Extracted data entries
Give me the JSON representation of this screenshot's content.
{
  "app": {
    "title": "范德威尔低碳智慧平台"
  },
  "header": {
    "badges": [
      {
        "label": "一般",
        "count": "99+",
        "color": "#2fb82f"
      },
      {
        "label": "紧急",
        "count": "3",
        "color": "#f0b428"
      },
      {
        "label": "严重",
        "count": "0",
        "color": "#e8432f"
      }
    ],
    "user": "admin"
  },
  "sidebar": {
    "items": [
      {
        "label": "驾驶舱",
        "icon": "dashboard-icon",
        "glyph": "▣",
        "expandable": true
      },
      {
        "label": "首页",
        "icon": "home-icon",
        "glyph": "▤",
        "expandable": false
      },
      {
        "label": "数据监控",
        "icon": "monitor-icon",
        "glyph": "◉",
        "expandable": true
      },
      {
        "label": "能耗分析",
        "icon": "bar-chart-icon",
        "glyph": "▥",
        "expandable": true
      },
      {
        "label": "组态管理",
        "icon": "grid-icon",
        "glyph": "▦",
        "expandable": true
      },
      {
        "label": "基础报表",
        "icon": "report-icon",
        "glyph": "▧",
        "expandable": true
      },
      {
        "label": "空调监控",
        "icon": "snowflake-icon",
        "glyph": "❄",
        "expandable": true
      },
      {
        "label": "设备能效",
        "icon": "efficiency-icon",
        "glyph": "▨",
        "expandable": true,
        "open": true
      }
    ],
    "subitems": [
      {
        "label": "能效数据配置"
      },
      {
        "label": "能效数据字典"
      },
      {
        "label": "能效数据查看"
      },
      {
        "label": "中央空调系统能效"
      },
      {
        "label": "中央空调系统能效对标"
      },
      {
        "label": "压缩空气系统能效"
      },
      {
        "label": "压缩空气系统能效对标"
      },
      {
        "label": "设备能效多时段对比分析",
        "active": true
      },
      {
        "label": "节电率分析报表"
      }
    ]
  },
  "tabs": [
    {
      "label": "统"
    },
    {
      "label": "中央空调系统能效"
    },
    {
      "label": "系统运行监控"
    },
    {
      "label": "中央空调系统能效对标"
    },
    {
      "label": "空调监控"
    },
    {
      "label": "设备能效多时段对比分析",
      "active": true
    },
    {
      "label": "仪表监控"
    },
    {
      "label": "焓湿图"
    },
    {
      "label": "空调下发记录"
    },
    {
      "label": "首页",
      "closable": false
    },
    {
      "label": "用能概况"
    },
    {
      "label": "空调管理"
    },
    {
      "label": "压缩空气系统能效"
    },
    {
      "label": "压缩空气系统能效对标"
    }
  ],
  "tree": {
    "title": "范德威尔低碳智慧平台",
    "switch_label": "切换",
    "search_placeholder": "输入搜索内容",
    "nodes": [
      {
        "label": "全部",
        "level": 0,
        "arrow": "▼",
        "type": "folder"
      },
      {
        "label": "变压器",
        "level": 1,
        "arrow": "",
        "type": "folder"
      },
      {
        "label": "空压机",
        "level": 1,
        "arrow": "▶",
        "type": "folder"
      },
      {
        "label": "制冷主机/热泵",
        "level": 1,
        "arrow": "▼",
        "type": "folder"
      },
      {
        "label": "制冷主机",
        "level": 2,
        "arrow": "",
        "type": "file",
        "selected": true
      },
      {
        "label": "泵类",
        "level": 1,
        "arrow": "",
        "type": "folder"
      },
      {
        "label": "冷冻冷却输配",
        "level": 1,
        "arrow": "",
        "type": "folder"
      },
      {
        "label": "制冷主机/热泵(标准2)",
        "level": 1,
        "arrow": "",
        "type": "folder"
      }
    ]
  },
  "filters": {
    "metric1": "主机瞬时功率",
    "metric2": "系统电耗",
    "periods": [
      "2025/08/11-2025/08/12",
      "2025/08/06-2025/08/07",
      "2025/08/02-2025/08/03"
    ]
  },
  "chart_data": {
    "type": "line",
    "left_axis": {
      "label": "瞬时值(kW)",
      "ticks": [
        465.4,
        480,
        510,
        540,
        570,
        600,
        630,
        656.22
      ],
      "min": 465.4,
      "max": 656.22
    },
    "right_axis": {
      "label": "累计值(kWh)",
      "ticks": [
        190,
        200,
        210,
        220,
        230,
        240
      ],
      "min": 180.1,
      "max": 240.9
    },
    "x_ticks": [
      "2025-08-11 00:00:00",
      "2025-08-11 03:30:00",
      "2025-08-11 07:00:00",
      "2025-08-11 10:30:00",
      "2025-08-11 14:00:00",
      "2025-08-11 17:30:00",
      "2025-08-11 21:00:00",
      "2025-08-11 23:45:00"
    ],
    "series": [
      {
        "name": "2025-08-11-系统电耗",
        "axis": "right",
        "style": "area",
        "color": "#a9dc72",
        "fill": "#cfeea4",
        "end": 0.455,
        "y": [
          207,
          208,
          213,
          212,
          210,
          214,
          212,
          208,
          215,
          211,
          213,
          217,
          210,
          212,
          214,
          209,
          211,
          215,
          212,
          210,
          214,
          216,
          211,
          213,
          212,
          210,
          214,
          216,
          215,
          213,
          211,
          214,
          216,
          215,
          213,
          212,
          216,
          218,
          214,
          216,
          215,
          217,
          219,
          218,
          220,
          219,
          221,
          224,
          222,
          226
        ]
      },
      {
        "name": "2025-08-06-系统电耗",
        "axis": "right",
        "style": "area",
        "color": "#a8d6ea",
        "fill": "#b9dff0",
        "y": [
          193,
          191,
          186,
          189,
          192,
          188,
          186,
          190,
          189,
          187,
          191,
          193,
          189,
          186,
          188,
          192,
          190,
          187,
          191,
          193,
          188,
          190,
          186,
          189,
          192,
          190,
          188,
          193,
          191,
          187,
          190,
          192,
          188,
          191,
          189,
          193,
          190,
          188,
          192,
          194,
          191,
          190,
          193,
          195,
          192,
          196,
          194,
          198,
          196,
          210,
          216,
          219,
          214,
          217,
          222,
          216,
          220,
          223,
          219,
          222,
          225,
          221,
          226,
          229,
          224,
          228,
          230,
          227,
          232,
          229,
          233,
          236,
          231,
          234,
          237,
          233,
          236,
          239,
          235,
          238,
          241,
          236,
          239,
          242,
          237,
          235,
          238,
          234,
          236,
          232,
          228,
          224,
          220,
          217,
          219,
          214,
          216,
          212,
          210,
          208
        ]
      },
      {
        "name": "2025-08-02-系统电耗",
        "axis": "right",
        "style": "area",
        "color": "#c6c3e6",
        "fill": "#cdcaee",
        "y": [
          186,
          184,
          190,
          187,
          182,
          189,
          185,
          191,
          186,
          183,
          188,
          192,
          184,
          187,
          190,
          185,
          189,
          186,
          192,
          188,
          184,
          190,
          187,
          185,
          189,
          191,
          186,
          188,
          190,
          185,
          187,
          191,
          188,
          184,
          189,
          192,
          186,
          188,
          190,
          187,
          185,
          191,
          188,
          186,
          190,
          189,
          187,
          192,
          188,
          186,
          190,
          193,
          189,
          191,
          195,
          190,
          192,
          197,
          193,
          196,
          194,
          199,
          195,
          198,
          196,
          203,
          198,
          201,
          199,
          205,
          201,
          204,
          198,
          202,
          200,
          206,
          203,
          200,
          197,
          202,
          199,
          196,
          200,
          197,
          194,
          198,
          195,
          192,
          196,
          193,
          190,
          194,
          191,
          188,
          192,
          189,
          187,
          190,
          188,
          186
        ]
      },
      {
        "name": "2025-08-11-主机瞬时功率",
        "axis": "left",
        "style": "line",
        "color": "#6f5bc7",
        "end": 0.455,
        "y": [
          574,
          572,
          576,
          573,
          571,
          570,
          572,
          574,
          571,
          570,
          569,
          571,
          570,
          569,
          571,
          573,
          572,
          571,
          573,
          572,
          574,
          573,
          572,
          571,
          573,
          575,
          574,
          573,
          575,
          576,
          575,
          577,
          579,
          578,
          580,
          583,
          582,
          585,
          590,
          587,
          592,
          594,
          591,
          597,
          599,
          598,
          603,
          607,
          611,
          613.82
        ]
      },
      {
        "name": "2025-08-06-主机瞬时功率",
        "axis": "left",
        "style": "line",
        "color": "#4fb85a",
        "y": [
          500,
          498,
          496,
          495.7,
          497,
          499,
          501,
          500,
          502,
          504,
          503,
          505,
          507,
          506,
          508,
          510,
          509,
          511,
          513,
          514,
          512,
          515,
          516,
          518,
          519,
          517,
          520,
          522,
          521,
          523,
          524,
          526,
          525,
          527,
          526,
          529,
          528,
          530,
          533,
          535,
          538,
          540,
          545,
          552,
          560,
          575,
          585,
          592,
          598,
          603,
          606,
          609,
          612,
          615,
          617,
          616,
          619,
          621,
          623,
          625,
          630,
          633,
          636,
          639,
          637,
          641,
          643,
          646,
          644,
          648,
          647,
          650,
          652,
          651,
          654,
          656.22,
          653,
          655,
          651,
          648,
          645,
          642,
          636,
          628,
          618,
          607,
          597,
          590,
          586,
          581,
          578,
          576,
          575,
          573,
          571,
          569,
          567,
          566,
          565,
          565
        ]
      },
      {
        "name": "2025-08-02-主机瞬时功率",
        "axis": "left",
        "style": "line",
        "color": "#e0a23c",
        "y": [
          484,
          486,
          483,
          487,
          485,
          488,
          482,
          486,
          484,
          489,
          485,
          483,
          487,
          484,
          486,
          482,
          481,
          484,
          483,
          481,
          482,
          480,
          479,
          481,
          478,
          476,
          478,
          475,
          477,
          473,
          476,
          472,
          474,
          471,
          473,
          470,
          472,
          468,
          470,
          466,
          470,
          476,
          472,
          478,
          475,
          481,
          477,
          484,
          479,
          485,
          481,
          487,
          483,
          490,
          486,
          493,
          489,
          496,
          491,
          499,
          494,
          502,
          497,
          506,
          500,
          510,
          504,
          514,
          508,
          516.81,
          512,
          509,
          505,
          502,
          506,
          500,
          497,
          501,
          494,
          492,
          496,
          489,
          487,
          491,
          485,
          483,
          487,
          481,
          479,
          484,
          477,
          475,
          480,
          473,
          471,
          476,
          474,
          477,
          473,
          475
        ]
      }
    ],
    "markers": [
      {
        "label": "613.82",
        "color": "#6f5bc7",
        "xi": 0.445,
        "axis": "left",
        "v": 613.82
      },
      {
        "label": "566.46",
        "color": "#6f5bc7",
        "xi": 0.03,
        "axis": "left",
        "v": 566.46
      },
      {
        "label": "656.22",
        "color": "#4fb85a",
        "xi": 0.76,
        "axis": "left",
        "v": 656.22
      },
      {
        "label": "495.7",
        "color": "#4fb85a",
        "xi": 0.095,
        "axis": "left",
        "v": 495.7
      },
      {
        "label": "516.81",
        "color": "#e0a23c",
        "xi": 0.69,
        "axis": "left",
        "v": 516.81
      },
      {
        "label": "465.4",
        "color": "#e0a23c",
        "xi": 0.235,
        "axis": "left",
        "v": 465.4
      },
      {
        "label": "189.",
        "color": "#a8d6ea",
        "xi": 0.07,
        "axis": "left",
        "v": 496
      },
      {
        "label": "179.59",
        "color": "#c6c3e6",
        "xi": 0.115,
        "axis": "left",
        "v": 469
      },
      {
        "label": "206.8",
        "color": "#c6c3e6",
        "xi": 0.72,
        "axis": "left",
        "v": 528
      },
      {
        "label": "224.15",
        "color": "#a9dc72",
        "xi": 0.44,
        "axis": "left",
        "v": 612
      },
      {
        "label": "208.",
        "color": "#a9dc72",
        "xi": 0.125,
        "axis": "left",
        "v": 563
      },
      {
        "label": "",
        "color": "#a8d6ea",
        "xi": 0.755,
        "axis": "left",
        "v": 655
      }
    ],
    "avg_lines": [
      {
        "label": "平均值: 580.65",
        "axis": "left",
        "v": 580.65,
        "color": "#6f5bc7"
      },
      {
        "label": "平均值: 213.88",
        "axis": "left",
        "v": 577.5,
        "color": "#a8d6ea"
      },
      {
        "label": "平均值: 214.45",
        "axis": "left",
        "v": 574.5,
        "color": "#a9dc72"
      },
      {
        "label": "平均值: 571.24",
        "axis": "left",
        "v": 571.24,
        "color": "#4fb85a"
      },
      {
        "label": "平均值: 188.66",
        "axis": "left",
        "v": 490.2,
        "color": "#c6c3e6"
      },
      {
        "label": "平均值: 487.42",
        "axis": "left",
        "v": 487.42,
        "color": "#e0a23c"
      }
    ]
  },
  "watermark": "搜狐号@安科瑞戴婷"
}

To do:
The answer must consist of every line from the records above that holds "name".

Task answer:
        "name": "2025-08-11-系统电耗",
        "name": "2025-08-06-系统电耗",
        "name": "2025-08-02-系统电耗",
        "name": "2025-08-11-主机瞬时功率",
        "name": "2025-08-06-主机瞬时功率",
        "name": "2025-08-02-主机瞬时功率",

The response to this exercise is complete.